[Web page and app entries]

++++++

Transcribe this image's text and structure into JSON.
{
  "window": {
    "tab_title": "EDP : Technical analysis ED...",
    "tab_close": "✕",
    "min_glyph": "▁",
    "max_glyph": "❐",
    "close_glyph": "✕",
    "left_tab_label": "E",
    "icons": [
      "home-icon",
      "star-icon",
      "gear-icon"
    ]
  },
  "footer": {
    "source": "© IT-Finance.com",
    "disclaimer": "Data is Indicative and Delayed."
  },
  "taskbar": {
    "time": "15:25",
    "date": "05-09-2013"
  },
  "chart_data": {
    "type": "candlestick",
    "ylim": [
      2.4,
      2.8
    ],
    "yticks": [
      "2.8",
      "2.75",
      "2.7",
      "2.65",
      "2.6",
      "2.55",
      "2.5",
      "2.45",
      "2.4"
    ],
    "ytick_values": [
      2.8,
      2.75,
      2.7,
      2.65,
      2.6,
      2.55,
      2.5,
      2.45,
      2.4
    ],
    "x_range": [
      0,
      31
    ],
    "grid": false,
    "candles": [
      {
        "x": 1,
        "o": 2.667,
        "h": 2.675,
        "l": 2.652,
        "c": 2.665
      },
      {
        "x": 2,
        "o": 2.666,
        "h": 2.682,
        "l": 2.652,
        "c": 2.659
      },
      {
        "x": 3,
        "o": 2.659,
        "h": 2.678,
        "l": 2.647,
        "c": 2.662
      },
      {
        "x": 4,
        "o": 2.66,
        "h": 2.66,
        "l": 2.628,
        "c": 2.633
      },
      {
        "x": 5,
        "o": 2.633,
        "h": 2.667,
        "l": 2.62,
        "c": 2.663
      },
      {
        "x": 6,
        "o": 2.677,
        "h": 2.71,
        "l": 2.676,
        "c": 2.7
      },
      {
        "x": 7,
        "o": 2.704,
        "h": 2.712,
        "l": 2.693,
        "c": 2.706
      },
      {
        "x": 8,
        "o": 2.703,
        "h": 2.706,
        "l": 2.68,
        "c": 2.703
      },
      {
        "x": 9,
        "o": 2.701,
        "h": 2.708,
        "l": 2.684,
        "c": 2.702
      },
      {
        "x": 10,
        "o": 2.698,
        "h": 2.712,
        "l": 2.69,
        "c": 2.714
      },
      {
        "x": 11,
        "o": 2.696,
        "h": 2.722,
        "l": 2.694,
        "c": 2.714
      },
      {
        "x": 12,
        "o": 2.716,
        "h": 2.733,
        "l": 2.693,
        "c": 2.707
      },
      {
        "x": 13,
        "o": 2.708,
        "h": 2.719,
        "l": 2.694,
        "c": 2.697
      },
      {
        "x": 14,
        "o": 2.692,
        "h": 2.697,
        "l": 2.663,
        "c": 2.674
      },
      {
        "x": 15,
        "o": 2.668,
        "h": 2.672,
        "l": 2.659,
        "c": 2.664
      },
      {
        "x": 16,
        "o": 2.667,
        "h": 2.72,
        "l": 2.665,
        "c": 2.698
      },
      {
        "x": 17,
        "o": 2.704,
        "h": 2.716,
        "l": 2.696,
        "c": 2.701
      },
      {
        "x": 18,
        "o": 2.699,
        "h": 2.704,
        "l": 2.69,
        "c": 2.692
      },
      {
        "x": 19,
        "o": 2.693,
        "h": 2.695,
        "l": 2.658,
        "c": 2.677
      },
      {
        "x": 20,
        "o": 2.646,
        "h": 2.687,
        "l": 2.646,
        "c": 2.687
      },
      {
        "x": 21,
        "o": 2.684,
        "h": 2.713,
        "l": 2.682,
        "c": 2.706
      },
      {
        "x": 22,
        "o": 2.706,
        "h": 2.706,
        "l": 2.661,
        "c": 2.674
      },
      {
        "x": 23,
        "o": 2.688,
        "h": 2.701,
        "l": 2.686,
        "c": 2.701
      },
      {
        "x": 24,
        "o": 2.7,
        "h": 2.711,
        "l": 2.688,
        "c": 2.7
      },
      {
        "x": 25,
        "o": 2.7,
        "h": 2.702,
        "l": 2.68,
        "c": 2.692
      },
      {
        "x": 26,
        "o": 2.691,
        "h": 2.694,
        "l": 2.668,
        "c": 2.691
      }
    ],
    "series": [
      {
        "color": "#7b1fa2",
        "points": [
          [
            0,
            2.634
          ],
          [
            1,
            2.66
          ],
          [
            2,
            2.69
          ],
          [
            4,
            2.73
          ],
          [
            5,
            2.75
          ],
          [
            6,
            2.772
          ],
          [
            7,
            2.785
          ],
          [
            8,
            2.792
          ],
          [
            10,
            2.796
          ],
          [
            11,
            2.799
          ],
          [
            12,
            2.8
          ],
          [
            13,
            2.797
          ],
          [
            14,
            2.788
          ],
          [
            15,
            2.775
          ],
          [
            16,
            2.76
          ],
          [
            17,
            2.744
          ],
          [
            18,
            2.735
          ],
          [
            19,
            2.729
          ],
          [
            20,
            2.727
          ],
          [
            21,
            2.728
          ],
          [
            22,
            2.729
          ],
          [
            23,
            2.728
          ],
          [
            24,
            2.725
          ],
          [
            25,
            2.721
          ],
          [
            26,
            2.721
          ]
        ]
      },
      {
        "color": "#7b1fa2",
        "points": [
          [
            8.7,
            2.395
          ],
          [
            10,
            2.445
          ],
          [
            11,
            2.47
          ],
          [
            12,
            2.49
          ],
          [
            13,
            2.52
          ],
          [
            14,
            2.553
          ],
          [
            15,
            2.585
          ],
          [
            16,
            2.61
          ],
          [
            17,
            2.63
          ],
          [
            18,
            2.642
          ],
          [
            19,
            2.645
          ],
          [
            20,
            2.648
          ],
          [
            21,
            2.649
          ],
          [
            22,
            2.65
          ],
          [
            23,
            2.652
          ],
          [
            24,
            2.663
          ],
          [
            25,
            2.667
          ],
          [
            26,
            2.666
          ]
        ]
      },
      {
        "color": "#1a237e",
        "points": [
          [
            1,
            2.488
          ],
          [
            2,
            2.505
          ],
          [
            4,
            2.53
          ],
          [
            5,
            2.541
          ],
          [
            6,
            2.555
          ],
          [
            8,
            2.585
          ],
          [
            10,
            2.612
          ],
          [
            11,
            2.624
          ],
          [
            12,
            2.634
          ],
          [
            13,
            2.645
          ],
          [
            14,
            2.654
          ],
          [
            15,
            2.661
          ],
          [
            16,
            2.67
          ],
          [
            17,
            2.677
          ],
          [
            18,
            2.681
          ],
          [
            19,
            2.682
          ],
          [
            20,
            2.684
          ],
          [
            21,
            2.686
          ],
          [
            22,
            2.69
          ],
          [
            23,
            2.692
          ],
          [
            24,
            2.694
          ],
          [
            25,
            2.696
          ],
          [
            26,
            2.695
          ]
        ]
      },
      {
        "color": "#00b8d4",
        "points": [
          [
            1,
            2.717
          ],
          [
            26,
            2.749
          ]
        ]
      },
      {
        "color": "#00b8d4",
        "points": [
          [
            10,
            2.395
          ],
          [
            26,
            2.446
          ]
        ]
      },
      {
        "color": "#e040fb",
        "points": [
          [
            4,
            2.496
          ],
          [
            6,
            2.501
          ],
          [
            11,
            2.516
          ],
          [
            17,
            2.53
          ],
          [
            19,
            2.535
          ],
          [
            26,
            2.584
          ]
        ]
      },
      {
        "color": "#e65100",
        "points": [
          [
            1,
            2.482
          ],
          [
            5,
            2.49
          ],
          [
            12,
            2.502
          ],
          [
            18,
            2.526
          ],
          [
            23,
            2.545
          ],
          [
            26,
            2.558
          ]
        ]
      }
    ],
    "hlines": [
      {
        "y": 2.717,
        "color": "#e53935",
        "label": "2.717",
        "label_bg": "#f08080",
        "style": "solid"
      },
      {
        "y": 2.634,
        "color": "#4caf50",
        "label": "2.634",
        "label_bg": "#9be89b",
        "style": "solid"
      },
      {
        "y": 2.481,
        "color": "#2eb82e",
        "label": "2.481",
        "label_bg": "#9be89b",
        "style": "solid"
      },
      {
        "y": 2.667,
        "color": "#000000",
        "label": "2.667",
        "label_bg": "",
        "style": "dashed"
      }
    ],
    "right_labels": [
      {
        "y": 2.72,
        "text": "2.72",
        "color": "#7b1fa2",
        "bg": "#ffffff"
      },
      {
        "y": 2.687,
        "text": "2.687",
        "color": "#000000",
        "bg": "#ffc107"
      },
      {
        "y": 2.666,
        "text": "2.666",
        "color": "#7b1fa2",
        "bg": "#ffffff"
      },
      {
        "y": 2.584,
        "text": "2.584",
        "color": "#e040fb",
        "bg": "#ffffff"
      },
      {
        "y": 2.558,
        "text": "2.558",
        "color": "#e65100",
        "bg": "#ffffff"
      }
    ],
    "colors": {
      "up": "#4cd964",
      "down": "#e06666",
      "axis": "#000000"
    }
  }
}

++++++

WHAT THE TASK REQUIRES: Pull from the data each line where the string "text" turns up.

WRITTEN ANSWER:
Transcribe this image's text and structure into JSON.
        "text": "2.72",
        "text": "2.687",
        "text": "2.666",
        "text": "2.584",
        "text": "2.558",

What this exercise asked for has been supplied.